== Stored data
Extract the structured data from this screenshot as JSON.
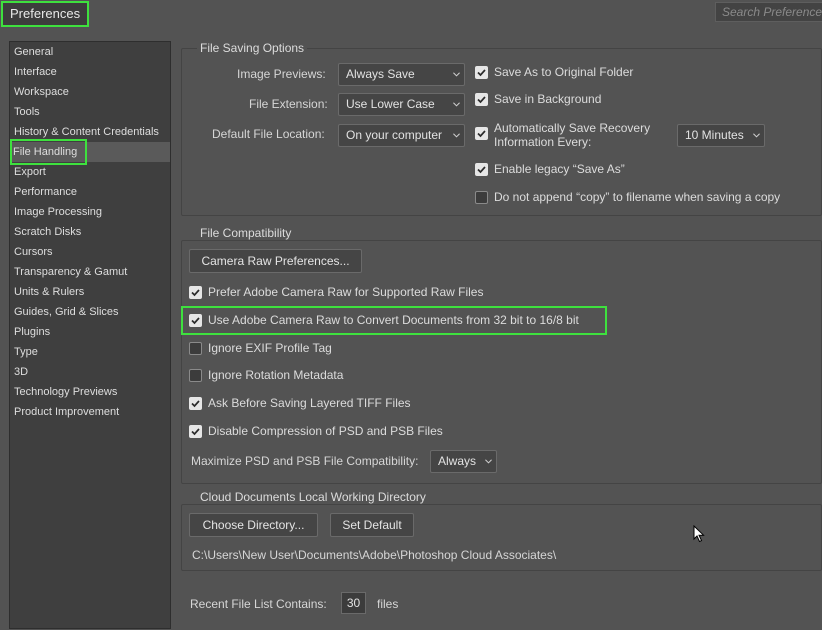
{
  "window": {
    "title": "Preferences",
    "search_placeholder": "Search Preferences"
  },
  "sidebar": {
    "items": [
      {
        "label": "General"
      },
      {
        "label": "Interface"
      },
      {
        "label": "Workspace"
      },
      {
        "label": "Tools"
      },
      {
        "label": "History & Content Credentials"
      },
      {
        "label": "File Handling",
        "selected": true
      },
      {
        "label": "Export"
      },
      {
        "label": "Performance"
      },
      {
        "label": "Image Processing"
      },
      {
        "label": "Scratch Disks"
      },
      {
        "label": "Cursors"
      },
      {
        "label": "Transparency & Gamut"
      },
      {
        "label": "Units & Rulers"
      },
      {
        "label": "Guides, Grid & Slices"
      },
      {
        "label": "Plugins"
      },
      {
        "label": "Type"
      },
      {
        "label": "3D"
      },
      {
        "label": "Technology Previews"
      },
      {
        "label": "Product Improvement"
      }
    ]
  },
  "file_saving": {
    "title": "File Saving Options",
    "image_previews_label": "Image Previews:",
    "image_previews_value": "Always Save",
    "file_extension_label": "File Extension:",
    "file_extension_value": "Use Lower Case",
    "default_location_label": "Default File Location:",
    "default_location_value": "On your computer",
    "save_as_original": {
      "label": "Save As to Original Folder",
      "checked": true
    },
    "save_in_background": {
      "label": "Save in Background",
      "checked": true
    },
    "auto_recovery": {
      "label_line1": "Automatically Save Recovery",
      "label_line2": "Information Every:",
      "checked": true
    },
    "auto_recovery_interval": "10 Minutes",
    "legacy_save_as": {
      "label": "Enable legacy “Save As”",
      "checked": true
    },
    "no_copy": {
      "label": "Do not append “copy” to filename when saving a copy",
      "checked": false
    }
  },
  "file_compat": {
    "title": "File Compatibility",
    "camera_raw_prefs_button": "Camera Raw Preferences...",
    "options": [
      {
        "label": "Prefer Adobe Camera Raw for Supported Raw Files",
        "checked": true
      },
      {
        "label": "Use Adobe Camera Raw to Convert Documents from 32 bit to 16/8 bit",
        "checked": true
      },
      {
        "label": "Ignore EXIF Profile Tag",
        "checked": false
      },
      {
        "label": "Ignore Rotation Metadata",
        "checked": false
      },
      {
        "label": "Ask Before Saving Layered TIFF Files",
        "checked": true
      },
      {
        "label": "Disable Compression of PSD and PSB Files",
        "checked": true
      }
    ],
    "maximize_label": "Maximize PSD and PSB File Compatibility:",
    "maximize_value": "Always"
  },
  "cloud_docs": {
    "title": "Cloud Documents Local Working Directory",
    "choose_button": "Choose Directory...",
    "default_button": "Set Default",
    "path": "C:\\Users\\New User\\Documents\\Adobe\\Photoshop Cloud Associates\\"
  },
  "recent": {
    "label": "Recent File List Contains:",
    "value": "30",
    "suffix": "files"
  },
  "colors": {
    "panel_bg": "#535353",
    "sidebar_bg": "#3f3f3f",
    "highlight": "#3ee13e"
  }
}
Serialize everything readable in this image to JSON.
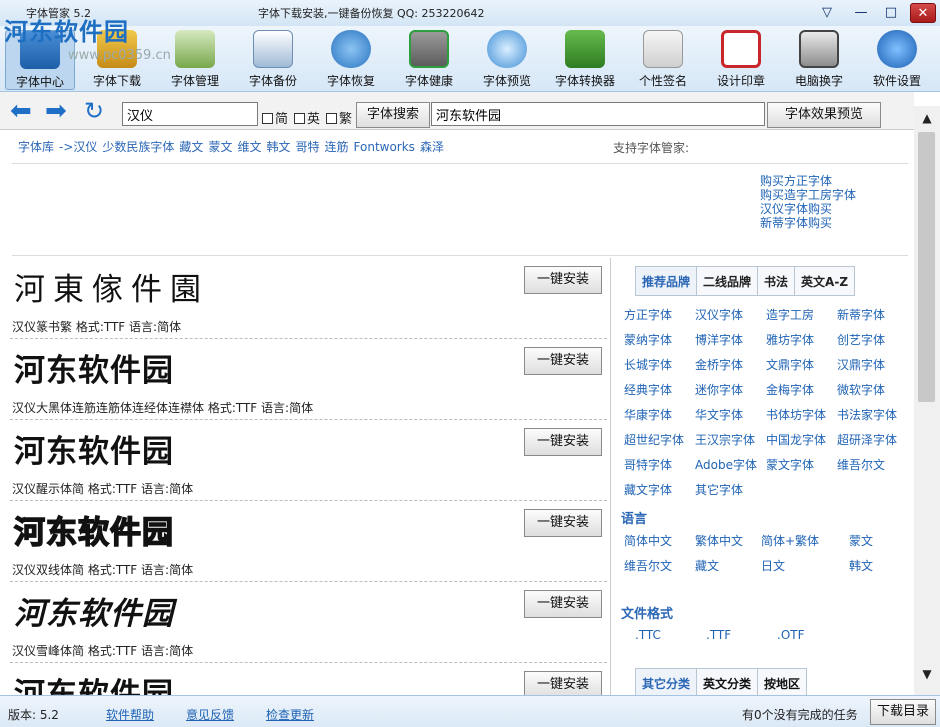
{
  "title_bar": {
    "app": "字体管家 5.2",
    "slogan": "字体下载安装,一键备份恢复 QQ: 253220642",
    "controls": [
      "▽",
      "—",
      "□",
      "✕"
    ]
  },
  "watermark": {
    "logo": "河东软件园",
    "url": "www.pc0359.cn"
  },
  "toolbar": [
    {
      "label": "字体中心",
      "icon": "font-center-icon"
    },
    {
      "label": "字体下载",
      "icon": "font-download-icon"
    },
    {
      "label": "字体管理",
      "icon": "font-manage-icon"
    },
    {
      "label": "字体备份",
      "icon": "font-backup-icon"
    },
    {
      "label": "字体恢复",
      "icon": "font-restore-icon"
    },
    {
      "label": "字体健康",
      "icon": "font-health-icon"
    },
    {
      "label": "字体预览",
      "icon": "font-preview-icon"
    },
    {
      "label": "字体转换器",
      "icon": "font-converter-icon"
    },
    {
      "label": "个性签名",
      "icon": "signature-icon"
    },
    {
      "label": "设计印章",
      "icon": "seal-icon"
    },
    {
      "label": "电脑换字",
      "icon": "pc-font-icon"
    },
    {
      "label": "软件设置",
      "icon": "settings-icon"
    }
  ],
  "search": {
    "value": "汉仪",
    "simplified": "简",
    "english": "英",
    "traditional": "繁",
    "button": "字体搜索",
    "preview_value": "河东软件园",
    "preview_button": "字体效果预览"
  },
  "breadcrumb": [
    "字体库",
    "->汉仪",
    "少数民族字体",
    "藏文",
    "蒙文",
    "维文",
    "韩文",
    "哥特",
    "连筋",
    "Fontworks",
    "森泽"
  ],
  "support_label": "支持字体管家:",
  "buy_links": [
    "购买方正字体",
    "购买造字工房字体",
    "汉仪字体购买",
    "新蒂字体购买"
  ],
  "fonts": [
    {
      "preview": "河東傢件園",
      "info": "汉仪篆书繁 格式:TTF 语言:简体"
    },
    {
      "preview": "河东软件园",
      "info": "汉仪大黑体连筋连筋体连经体连襟体 格式:TTF 语言:简体"
    },
    {
      "preview": "河东软件园",
      "info": "汉仪醒示体简 格式:TTF 语言:简体"
    },
    {
      "preview": "河东软件园",
      "info": "汉仪双线体简 格式:TTF 语言:简体"
    },
    {
      "preview": "河东软件园",
      "info": "汉仪雪峰体简 格式:TTF 语言:简体"
    },
    {
      "preview": "河东软件园",
      "info": ""
    }
  ],
  "install_label": "一键安装",
  "right_tabs": [
    "推荐品牌",
    "二线品牌",
    "书法",
    "英文A-Z"
  ],
  "brands": [
    "方正字体",
    "汉仪字体",
    "造字工房",
    "新蒂字体",
    "蒙纳字体",
    "博洋字体",
    "雅坊字体",
    "创艺字体",
    "长城字体",
    "金桥字体",
    "文鼎字体",
    "汉鼎字体",
    "经典字体",
    "迷你字体",
    "金梅字体",
    "微软字体",
    "华康字体",
    "华文字体",
    "书体坊字体",
    "书法家字体",
    "超世纪字体",
    "王汉宗字体",
    "中国龙字体",
    "超研泽字体",
    "哥特字体",
    "Adobe字体",
    "蒙文字体",
    "维吾尔文",
    "藏文字体",
    "其它字体"
  ],
  "lang_heading": "语言",
  "languages": [
    "简体中文",
    "繁体中文",
    "简体+繁体",
    "蒙文",
    "维吾尔文",
    "藏文",
    "日文",
    "韩文"
  ],
  "format_heading": "文件格式",
  "formats": [
    ".TTC",
    ".TTF",
    ".OTF"
  ],
  "bottom_tabs": [
    "其它分类",
    "英文分类",
    "按地区"
  ],
  "status": {
    "version": "版本: 5.2",
    "help": "软件帮助",
    "feedback": "意见反馈",
    "update": "检查更新",
    "tasks": "有0个没有完成的任务",
    "download_dir": "下载目录"
  }
}
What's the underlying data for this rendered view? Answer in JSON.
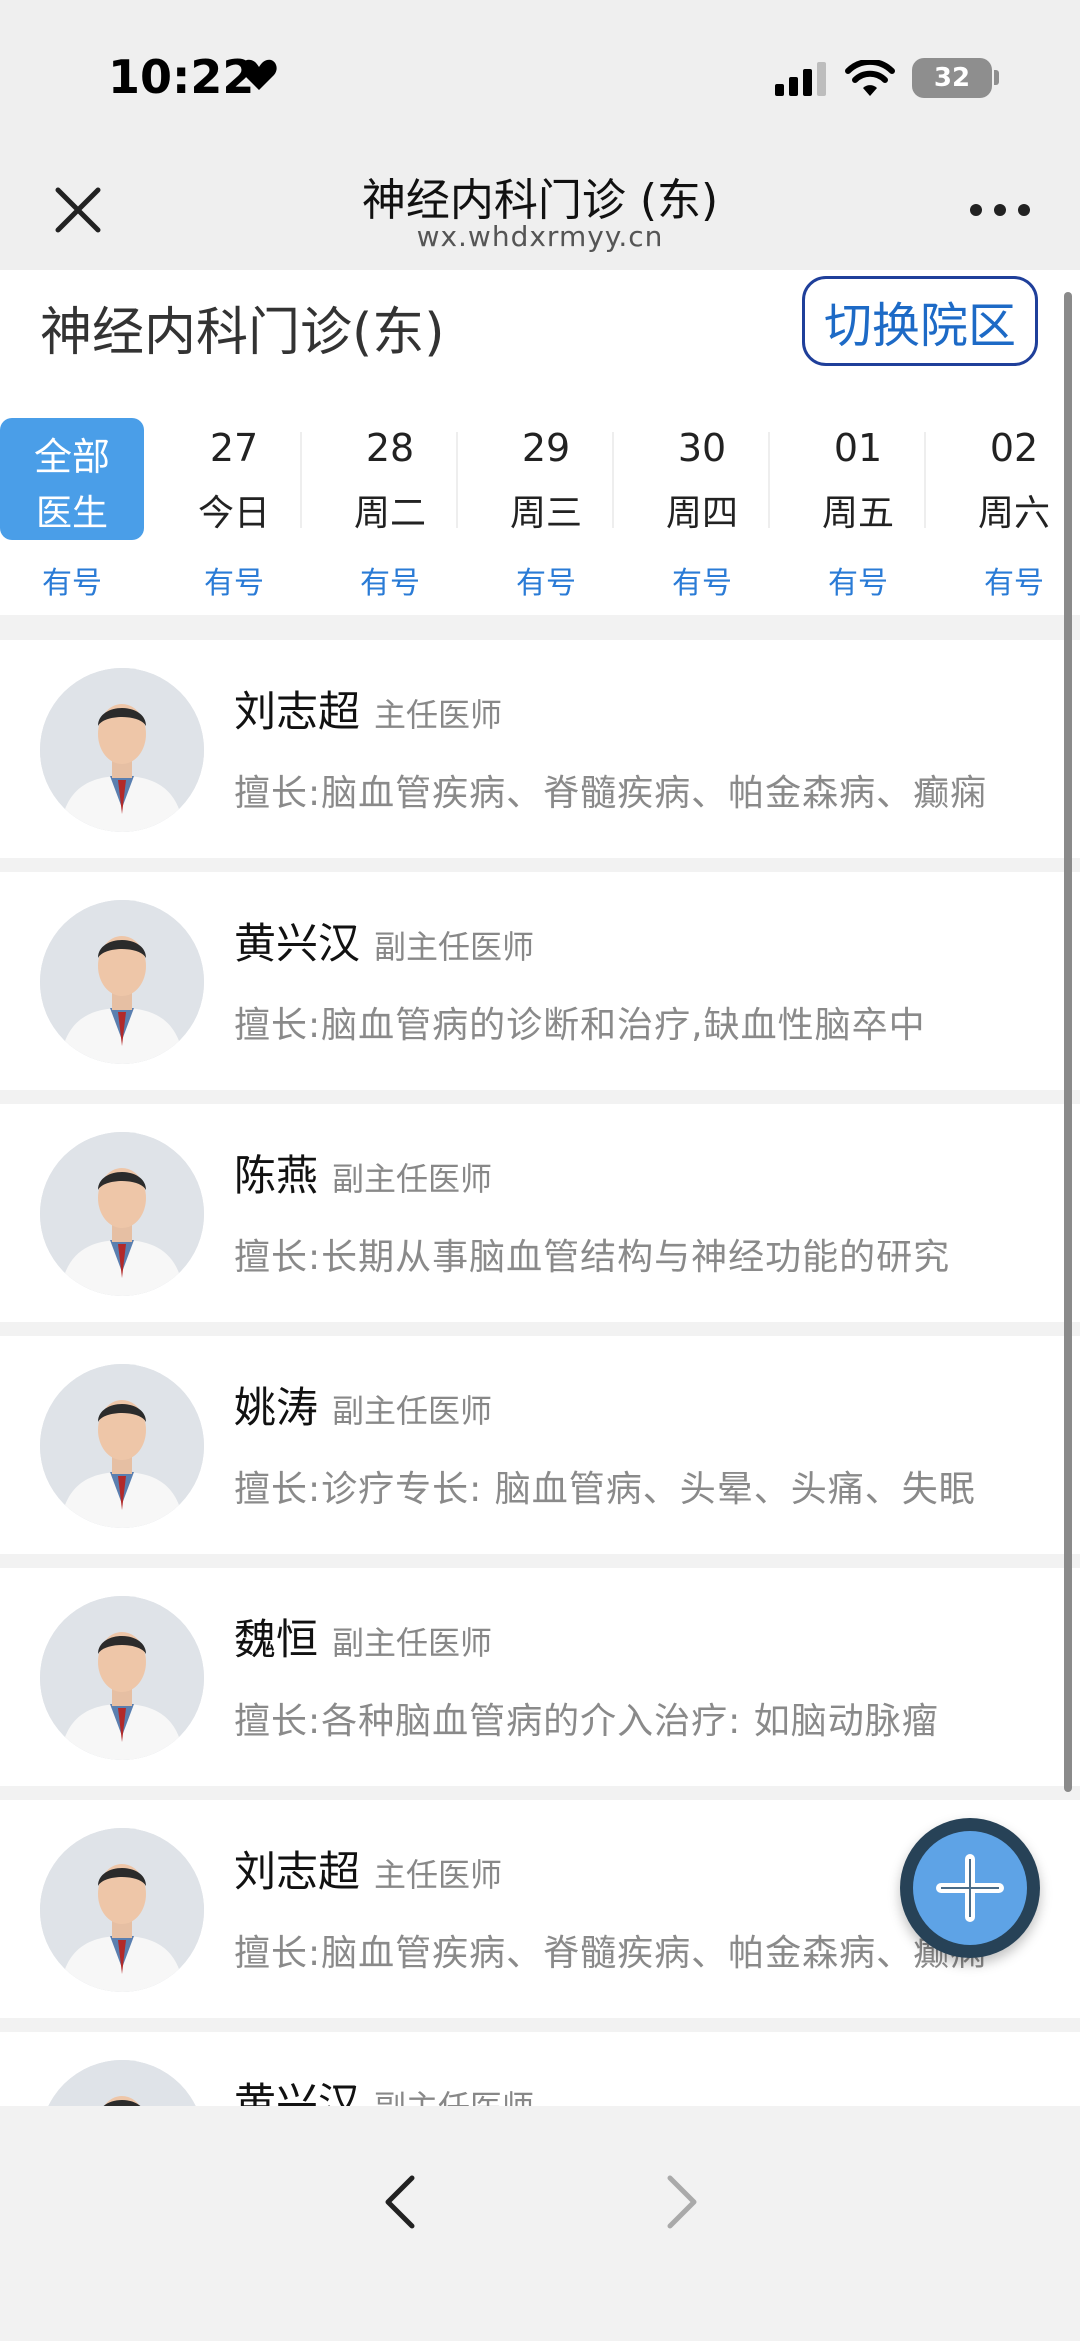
{
  "status_bar": {
    "time": "10:22",
    "battery": "32"
  },
  "nav": {
    "title": "神经内科门诊 (东)",
    "subtitle": "wx.whdxrmyy.cn"
  },
  "header": {
    "dept_title": "神经内科门诊(东)",
    "switch_label": "切换院区"
  },
  "dates": [
    {
      "line1": "全部",
      "line2": "医生",
      "avail": "有号",
      "selected": true
    },
    {
      "line1": "27",
      "line2": "今日",
      "avail": "有号"
    },
    {
      "line1": "28",
      "line2": "周二",
      "avail": "有号"
    },
    {
      "line1": "29",
      "line2": "周三",
      "avail": "有号"
    },
    {
      "line1": "30",
      "line2": "周四",
      "avail": "有号"
    },
    {
      "line1": "01",
      "line2": "周五",
      "avail": "有号"
    },
    {
      "line1": "02",
      "line2": "周六",
      "avail": "有号"
    }
  ],
  "doctors": [
    {
      "name": "刘志超",
      "title": "主任医师",
      "skill": "擅长:脑血管疾病、脊髓疾病、帕金森病、癫痫"
    },
    {
      "name": "黄兴汉",
      "title": "副主任医师",
      "skill": "擅长:脑血管病的诊断和治疗,缺血性脑卒中"
    },
    {
      "name": "陈燕",
      "title": "副主任医师",
      "skill": "擅长:长期从事脑血管结构与神经功能的研究"
    },
    {
      "name": "姚涛",
      "title": "副主任医师",
      "skill": "擅长:诊疗专长: 脑血管病、头晕、头痛、失眠"
    },
    {
      "name": "魏恒",
      "title": "副主任医师",
      "skill": "擅长:各种脑血管病的介入治疗: 如脑动脉瘤"
    },
    {
      "name": "刘志超",
      "title": "主任医师",
      "skill": "擅长:脑血管疾病、脊髓疾病、帕金森病、癫痫"
    },
    {
      "name": "黄兴汉",
      "title": "副主任医师",
      "skill": ""
    }
  ],
  "colors": {
    "accent": "#4a9ee8",
    "link": "#2a7bd6",
    "fab": "#5ea3e6"
  },
  "icons": {
    "close": "close-icon",
    "more": "more-icon",
    "add": "plus-icon",
    "back": "chevron-left-icon",
    "forward": "chevron-right-icon"
  }
}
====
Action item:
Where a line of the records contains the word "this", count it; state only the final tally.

Output of the exercise:
3